§ PROBLEM
The listing below must be duplicated in full, with nothing altered.

= Beginning of Section =

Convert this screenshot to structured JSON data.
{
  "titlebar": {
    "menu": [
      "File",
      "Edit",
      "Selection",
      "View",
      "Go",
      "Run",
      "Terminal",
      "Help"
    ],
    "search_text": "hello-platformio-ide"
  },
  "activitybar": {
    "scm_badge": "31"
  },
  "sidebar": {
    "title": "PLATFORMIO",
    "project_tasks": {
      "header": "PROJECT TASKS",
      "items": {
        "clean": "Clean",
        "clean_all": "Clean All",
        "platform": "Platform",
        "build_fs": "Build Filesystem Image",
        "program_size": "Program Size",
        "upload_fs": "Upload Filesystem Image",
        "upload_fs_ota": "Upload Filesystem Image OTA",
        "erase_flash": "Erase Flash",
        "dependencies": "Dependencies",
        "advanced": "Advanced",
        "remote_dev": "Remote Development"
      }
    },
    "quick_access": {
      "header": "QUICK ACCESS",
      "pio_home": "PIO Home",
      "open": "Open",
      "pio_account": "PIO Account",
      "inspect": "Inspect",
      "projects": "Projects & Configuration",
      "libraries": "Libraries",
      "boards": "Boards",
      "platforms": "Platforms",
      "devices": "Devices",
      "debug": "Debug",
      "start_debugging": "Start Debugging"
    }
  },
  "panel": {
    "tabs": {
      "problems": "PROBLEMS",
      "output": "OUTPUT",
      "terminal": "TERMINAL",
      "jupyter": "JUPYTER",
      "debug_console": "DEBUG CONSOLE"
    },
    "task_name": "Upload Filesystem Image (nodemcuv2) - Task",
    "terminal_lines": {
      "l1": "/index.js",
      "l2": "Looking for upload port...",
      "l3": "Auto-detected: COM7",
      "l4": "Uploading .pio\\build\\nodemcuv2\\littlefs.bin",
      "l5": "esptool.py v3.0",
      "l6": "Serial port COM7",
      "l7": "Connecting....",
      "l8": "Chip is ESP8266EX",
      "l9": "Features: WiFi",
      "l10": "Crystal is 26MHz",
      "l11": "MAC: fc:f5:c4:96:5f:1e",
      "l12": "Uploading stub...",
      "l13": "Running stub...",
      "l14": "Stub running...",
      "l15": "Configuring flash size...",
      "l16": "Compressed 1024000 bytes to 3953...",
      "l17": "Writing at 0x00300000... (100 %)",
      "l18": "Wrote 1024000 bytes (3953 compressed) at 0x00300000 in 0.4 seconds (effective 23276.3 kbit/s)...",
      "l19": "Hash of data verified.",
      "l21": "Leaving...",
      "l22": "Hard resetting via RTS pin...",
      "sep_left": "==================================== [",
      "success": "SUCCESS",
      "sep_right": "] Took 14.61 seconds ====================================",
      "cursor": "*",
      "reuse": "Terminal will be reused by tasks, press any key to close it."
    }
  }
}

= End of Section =

§ EXERCISE RESPONSE
Convert this screenshot to structured JSON data.
{
  "titlebar": {
    "menu": [
      "File",
      "Edit",
      "Selection",
      "View",
      "Go",
      "Run",
      "Terminal",
      "Help"
    ],
    "search_text": "hello-platformio-ide"
  },
  "activitybar": {
    "scm_badge": "31"
  },
  "sidebar": {
    "title": "PLATFORMIO",
    "project_tasks": {
      "header": "PROJECT TASKS",
      "items": {
        "clean": "Clean",
        "clean_all": "Clean All",
        "platform": "Platform",
        "build_fs": "Build Filesystem Image",
        "program_size": "Program Size",
        "upload_fs": "Upload Filesystem Image",
        "upload_fs_ota": "Upload Filesystem Image OTA",
        "erase_flash": "Erase Flash",
        "dependencies": "Dependencies",
        "advanced": "Advanced",
        "remote_dev": "Remote Development"
      }
    },
    "quick_access": {
      "header": "QUICK ACCESS",
      "pio_home": "PIO Home",
      "open": "Open",
      "pio_account": "PIO Account",
      "inspect": "Inspect",
      "projects": "Projects & Configuration",
      "libraries": "Libraries",
      "boards": "Boards",
      "platforms": "Platforms",
      "devices": "Devices",
      "debug": "Debug",
      "start_debugging": "Start Debugging"
    }
  },
  "panel": {
    "tabs": {
      "problems": "PROBLEMS",
      "output": "OUTPUT",
      "terminal": "TERMINAL",
      "jupyter": "JUPYTER",
      "debug_console": "DEBUG CONSOLE"
    },
    "task_name": "Upload Filesystem Image (nodemcuv2) - Task",
    "terminal_lines": {
      "l1": "/index.js",
      "l2": "Looking for upload port...",
      "l3": "Auto-detected: COM7",
      "l4": "Uploading .pio\\build\\nodemcuv2\\littlefs.bin",
      "l5": "esptool.py v3.0",
      "l6": "Serial port COM7",
      "l7": "Connecting....",
      "l8": "Chip is ESP8266EX",
      "l9": "Features: WiFi",
      "l10": "Crystal is 26MHz",
      "l11": "MAC: fc:f5:c4:96:5f:1e",
      "l12": "Uploading stub...",
      "l13": "Running stub...",
      "l14": "Stub running...",
      "l15": "Configuring flash size...",
      "l16": "Compressed 1024000 bytes to 3953...",
      "l17": "Writing at 0x00300000... (100 %)",
      "l18": "Wrote 1024000 bytes (3953 compressed) at 0x00300000 in 0.4 seconds (effective 23276.3 kbit/s)...",
      "l19": "Hash of data verified.",
      "l21": "Leaving...",
      "l22": "Hard resetting via RTS pin...",
      "sep_left": "==================================== [",
      "success": "SUCCESS",
      "sep_right": "] Took 14.61 seconds ====================================",
      "cursor": "*",
      "reuse": "Terminal will be reused by tasks, press any key to close it."
    }
  }
}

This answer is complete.